• [What you will do] Among the lines below, tally those that hold "hate". Return the number and nothing more.

--- Material shown Enclosed Below ---

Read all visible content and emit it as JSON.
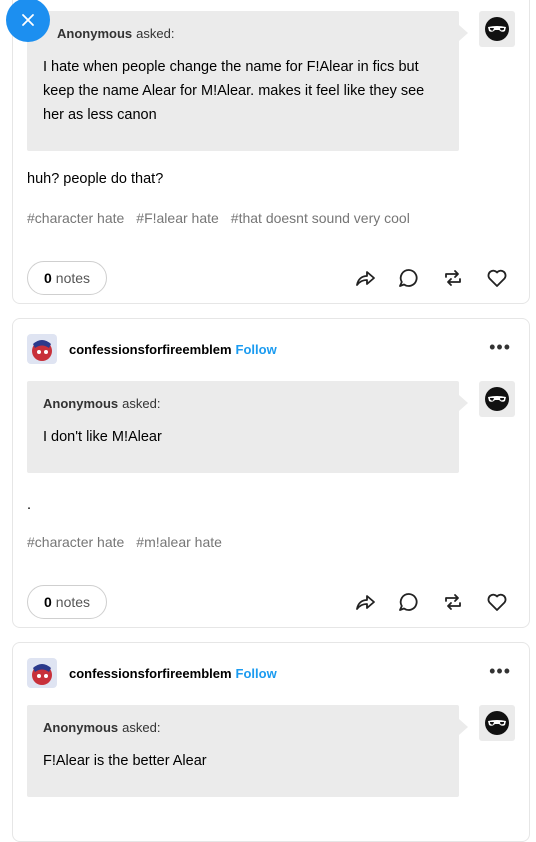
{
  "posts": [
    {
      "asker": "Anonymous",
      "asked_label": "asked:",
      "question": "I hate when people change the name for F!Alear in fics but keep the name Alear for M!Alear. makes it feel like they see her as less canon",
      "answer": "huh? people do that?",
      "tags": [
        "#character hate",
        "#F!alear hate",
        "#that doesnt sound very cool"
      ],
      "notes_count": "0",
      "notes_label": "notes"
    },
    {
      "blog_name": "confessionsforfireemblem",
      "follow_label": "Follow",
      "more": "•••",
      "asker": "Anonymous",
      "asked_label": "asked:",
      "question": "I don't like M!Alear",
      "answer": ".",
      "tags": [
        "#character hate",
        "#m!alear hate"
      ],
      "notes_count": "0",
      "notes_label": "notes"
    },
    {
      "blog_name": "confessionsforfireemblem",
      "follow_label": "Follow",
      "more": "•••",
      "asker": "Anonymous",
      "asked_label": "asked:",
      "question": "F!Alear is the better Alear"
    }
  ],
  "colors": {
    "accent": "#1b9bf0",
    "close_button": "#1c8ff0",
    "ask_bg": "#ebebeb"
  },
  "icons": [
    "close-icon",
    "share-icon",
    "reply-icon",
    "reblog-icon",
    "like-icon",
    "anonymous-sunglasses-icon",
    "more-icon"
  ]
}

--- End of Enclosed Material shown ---
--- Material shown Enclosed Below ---

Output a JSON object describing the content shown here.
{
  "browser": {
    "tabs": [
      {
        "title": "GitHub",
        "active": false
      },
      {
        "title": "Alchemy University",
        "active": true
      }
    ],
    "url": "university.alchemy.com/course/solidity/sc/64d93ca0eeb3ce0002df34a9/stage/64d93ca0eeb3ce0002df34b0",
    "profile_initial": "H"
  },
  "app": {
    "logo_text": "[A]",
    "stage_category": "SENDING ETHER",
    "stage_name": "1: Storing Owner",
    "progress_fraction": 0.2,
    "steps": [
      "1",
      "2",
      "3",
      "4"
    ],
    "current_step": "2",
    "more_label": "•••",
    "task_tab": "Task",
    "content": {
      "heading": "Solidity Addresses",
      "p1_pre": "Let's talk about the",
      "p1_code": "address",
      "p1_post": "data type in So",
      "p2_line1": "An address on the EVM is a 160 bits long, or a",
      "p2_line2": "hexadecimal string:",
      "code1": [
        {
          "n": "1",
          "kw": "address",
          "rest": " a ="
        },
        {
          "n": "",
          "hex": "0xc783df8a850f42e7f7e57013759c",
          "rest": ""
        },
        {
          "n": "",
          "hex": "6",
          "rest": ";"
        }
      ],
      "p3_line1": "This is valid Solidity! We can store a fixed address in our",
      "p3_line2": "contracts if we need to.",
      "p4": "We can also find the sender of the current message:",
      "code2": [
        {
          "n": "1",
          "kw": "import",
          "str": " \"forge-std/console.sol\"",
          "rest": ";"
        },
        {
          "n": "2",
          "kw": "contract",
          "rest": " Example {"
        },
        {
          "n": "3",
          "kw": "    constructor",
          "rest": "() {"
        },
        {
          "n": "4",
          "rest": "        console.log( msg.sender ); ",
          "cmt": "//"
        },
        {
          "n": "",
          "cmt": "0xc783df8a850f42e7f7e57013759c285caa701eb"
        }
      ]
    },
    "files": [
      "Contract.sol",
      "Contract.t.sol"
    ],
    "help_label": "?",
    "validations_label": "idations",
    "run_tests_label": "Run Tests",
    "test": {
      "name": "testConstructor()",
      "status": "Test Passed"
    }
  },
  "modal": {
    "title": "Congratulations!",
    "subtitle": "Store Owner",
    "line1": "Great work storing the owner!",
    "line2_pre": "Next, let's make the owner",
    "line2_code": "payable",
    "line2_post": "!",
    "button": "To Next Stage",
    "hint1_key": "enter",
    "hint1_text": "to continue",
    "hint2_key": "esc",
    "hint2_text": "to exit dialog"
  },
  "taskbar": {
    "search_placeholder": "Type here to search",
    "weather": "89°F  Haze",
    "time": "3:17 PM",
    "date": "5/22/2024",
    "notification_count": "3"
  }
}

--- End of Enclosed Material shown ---

• [Solution to this problem] 5